Talbot’s Neapolitan Conveyance is a copy of an oil painting then at Lacock Abbey. Art historians sometimes conveniently overlook the fact that Talbot has been their main tutor, for far more works of art have been considered by them via photographic reproductions than in the original. Whether it was from faded examples drawn from the dreaded slide library, illustrations in books, or today increasingly from Google’s image search, such reproductions are so commonly employed that their influence is almost invisible. In Talbot’s day, this application was far more special, for while the relatively new art of lithography was having a democratizing effect as visual reproductions were spread across a broader spectrum of society, even they were expensive and time-consuming to produce. Photography promised not only greater accuracy, but also increased speed of production and lower costs, bringing a museum without walls to nearly everyone.

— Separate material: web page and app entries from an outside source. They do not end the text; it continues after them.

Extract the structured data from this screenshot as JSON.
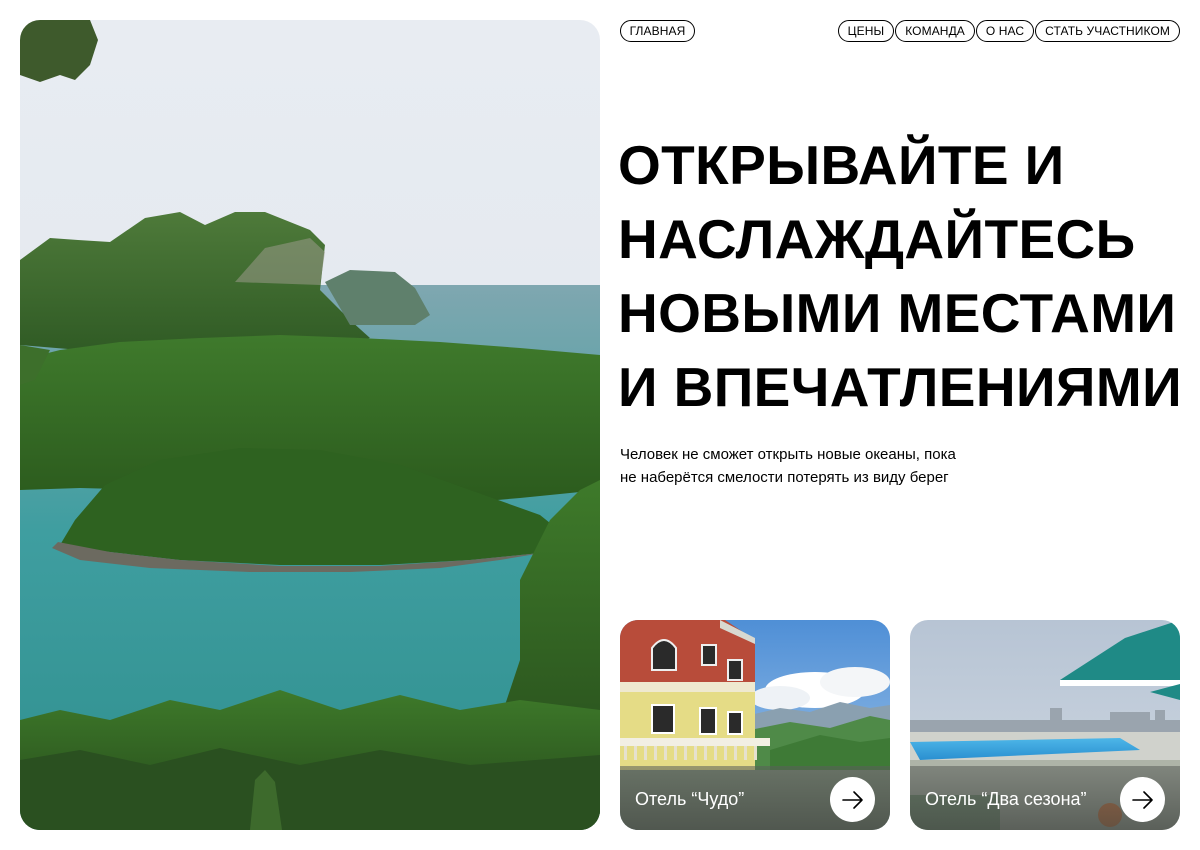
{
  "nav": {
    "home": "ГЛАВНАЯ",
    "items": [
      {
        "label": "ЦЕНЫ"
      },
      {
        "label": "КОМАНДА"
      },
      {
        "label": "О НАС"
      },
      {
        "label": "СТАТЬ УЧАСТНИКОМ"
      }
    ]
  },
  "hero": {
    "headline_lines": [
      "ОТКРЫВАЙТЕ И",
      "НАСЛАЖДАЙТЕСЬ",
      "НОВЫМИ МЕСТАМИ",
      "И ВПЕЧАТЛЕНИЯМИ"
    ],
    "lead_lines": [
      "Человек не сможет открыть новые океаны, пока",
      "не наберётся смелости потерять из виду берег"
    ],
    "image": "tropical-islands-bay-photo"
  },
  "hotels": [
    {
      "name": "Отель “Чудо”",
      "image": "hotel-building-mountains-photo",
      "icon": "arrow-right-icon"
    },
    {
      "name": "Отель “Два сезона”",
      "image": "hotel-pool-terrace-photo",
      "icon": "arrow-right-icon"
    }
  ],
  "colors": {
    "text": "#000000",
    "background": "#ffffff",
    "card_label": "#ffffff"
  }
}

The original oil here was itself probably a copy, most likely acquired as a tourist souvenir during one of the family’s many visits to Italy – one print from Talbot’s negative is inscribed ‘from an oil painted at Naples.’ About 36 x 43 cm. in size, Talbot’s camera reduced it down to a more manageable area of about a quarter of that, another of photography’s powers. Most of the colours were translated remarkably well into the photograph, although sadly Etna has been lost; the predominantly blue colours of the sky area registered too strongly in the negative. Talbot’s son, Charles Henry, recorded that the original was still hanging in Lacock Abbey in 1889, presumably still in the now-lost frame included in another of his father’s photographs. This photographic copy must have been an indoors winter subject for Talbot; in January 1844 he acknowledged receiving a large quantity of prints from Nicolaas Henneman, including eleven copies of ‘Neapolitans in a Carriage.’ Talbot anticipated using this in The Pencil of Nature (originally projected as having 50 prints rather than the 24 eventually realized). One of his manuscripts indicates plans to include ‘Neapolitan Caratella’ in fascicle four; ‘caratella’ was almost certainly a phonetic spelling for carrozella, a Neapolitan regional term for a horse-drawn conveyance.

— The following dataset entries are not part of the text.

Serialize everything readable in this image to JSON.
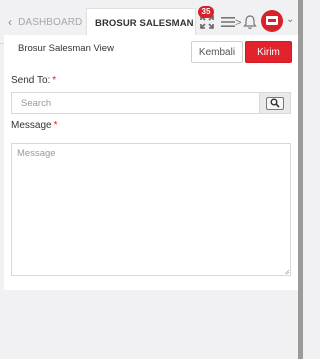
{
  "tabs": {
    "dashboard_label": "DASHBOARD",
    "active_label": "BROSUR SALESMAN VIEW"
  },
  "header": {
    "notification_count": "35",
    "icons": [
      "expand-icon",
      "menu-icon",
      "arrow-right-icon",
      "bell-icon",
      "avatar",
      "chevron-down-icon"
    ],
    "accent_color": "#e3232b"
  },
  "page": {
    "title": "Brosur Salesman View",
    "back_label": "Kembali",
    "send_label": "Kirim"
  },
  "form": {
    "send_to_label": "Send To:",
    "required_mark": "*",
    "search_placeholder": "Search",
    "message_label": "Message",
    "message_placeholder": "Message"
  }
}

Perhaps not perfect even in Talbot’s day, at some point the painting was removed from its frame and disappeared into the deep recesses of Lacock Abbey. The late Anthony Burnett-Brown, Talbot’s great-great grandson, had patiently listened to my requests for many years to trace it. Finally, during a visit in 1998, with a wry smile he suddenly produced it, long forgotten in storage in one of the rooms in the North Courtyard, punctured in a couple of places but in remarkably good nick. By coincidence, Anthony’s hand was preserved by his ancestor’s art, accidentally captured in the snapshot that I took in the courtyard that October day. For me, it is a visual touchstone to a great person and a sustaining supporter in the formative years of the Catalogue Raisonné. Today the original painting has been sensitively restored and is now preserved in the Bodleian’s Fox Talbot Archive.
Larry J Schaaf
• Questions or Comments? Please contact Prof Schaaf directly at email@example.com •This print is in the Fox Talbot Collection, The British Library, London. Its negative is in the National Media Museum, Bradford, 1937-3200, and a number of prints survive in various collections; Schaaf 377. •The image showing the original frame is a negative in the National Media Museum, Bradford, 1937-3202; no prints from it are known, Schaaf 631. •The original oil is in the Bodleian, FT11322.